Credit Tips – Part 3: Business Banking

By Wayne Moseley

[Parts I and II appeared in earlier issues of Connections.]

Banks have recently become a lot like the government: they continue to get bigger and they’re always looking for ways to reinvent themselves. Since we need banks, let’s look at ways to best utilize them to our benefit.

Bank loans should compliment other types of lending, so use banks for their best capabilities: checking, line of credit, expansion and marketing type loans, and quick fixes. Don’t get too entrenched with one bank, spread your business around. Use the big auto lenders with the special programs designed to sell new vehicles; they are supported by the manufacturer or provide loans at cost to move vehicles. Most banks cannot touch these programs. National mortgage companies are usually more aggressive than banks. However, some regional banks have recently unveiled unbeatable home mortgage programs designed to attract business customers. Equipment leasing makes good sense, even at rates two to three points higher, due to the write-off benefits of the lease compared to the depreciation of the equipment.

Most people reading this article have experienced at least a couple of bank mergers in last few years. Most banking customers are unhappy with the results, but they haven’t bothered to shop for a different bank to better meet their needs. These mega-institutions charge for checking, which includes a charge for deposits, and even float your money for five days (or more). How can this suit anyone’s needs? Stand up and go after what you want. A few years ago, our bank went through a merger and they moved people around until I didn’t know anyone at my branch. I made notes and went shopping, yes shopping, just like my wife does. I wanted to be appreciated, so I visited four small community banks. Two looked at me like I was crazy, because I was asking for things that didn’t fit their program, but the next two laid down at my feet. One begged for my accounts, but regrettably said, “Sorry, we can’t make that small unsecured personal loan that you requested, because you’re not a customer yet”. Well, I went to the next bank, which said “okay” within a few minutes. Their only question was, “when do you want to open your accounts.”

The point is, don’t be shy about asking for what you need or want. Talk to the branch manager. That’s right, don’t go to a bank asking an assistant for anything. Look the branch manager straight in the eye and ask them what their lending authority is and anything else you might need. Don’t forget to tell them you’re not used to a bank holding your deposits and you want immediate availability of funds. Always be positive, pleasant, and carry a smile.

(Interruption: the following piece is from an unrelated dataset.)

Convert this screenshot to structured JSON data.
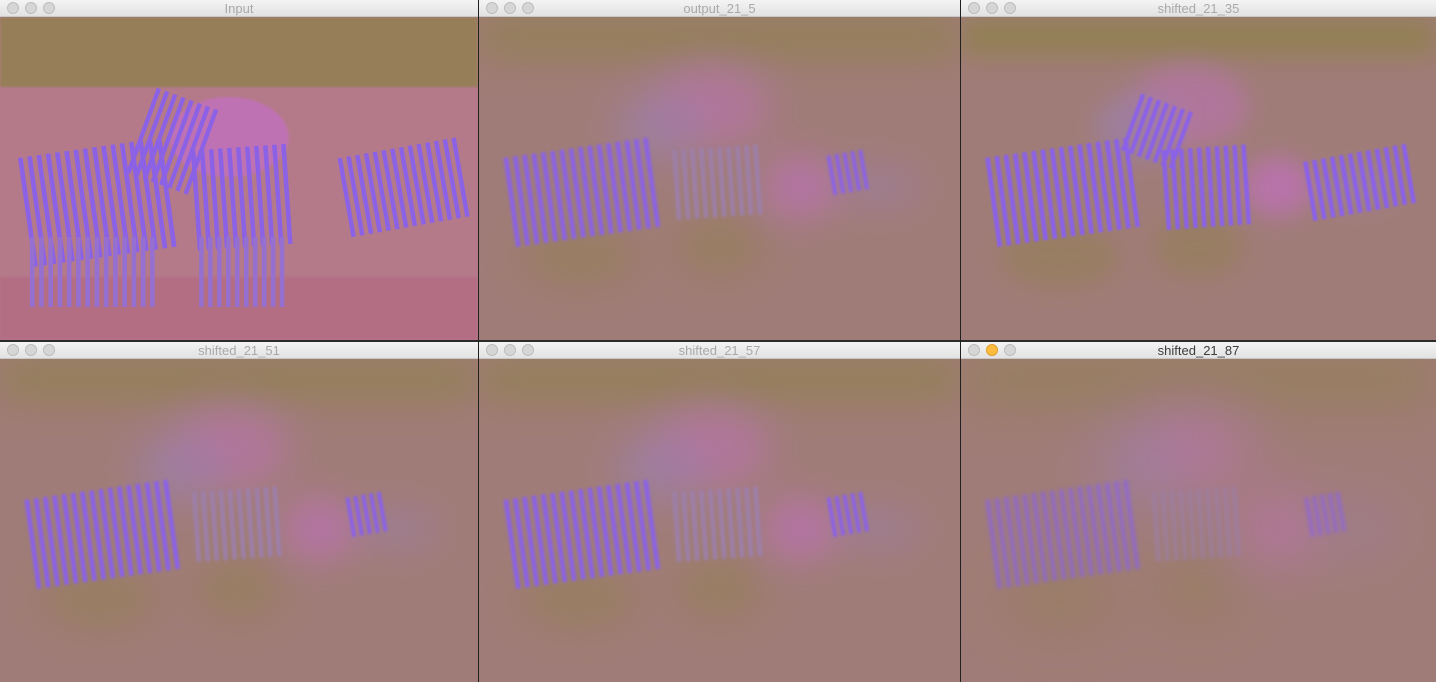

Once you decide on your new bank, unless you have a large business with deposits, do not make the mistake of always sending your subordinate to the bank with your deposits. Go yourself and stay out of the drive-thru. Go into the bank and say hello to the manager by name. Ask them about their weekend or their children, this will be more important when you need that loan or special favor. It’s easier for someone to make a decision for someone they know. Even if your credit is bulletproof, this extra effort could reward you with a lower rate.

Now that you have a good banking relationship, don’t take it for granted. Keep your business checking account spotless – no returns or overdrafts, which could be reported to other lenders when applying for credit. Returns and overdraft checks signify a cash flow problem and could be a major issue to lenders. Exceptions are rare. Your average checking account balance is used to support a loan request. Applications for over fifty to seventy-five thousand dollars usually require a comparable credit reference.

Wayne Moseley has been President of General Equipment Leasing since 1987 and has many years of credit experience. GE Leasing is the largest financer of Telephone Answering Services in the United States. If you have questions or would like a free, confidential consultation, call Wayne. He be reached at 800-226-0049.

[From Connection MagazineJan/Feb 2002]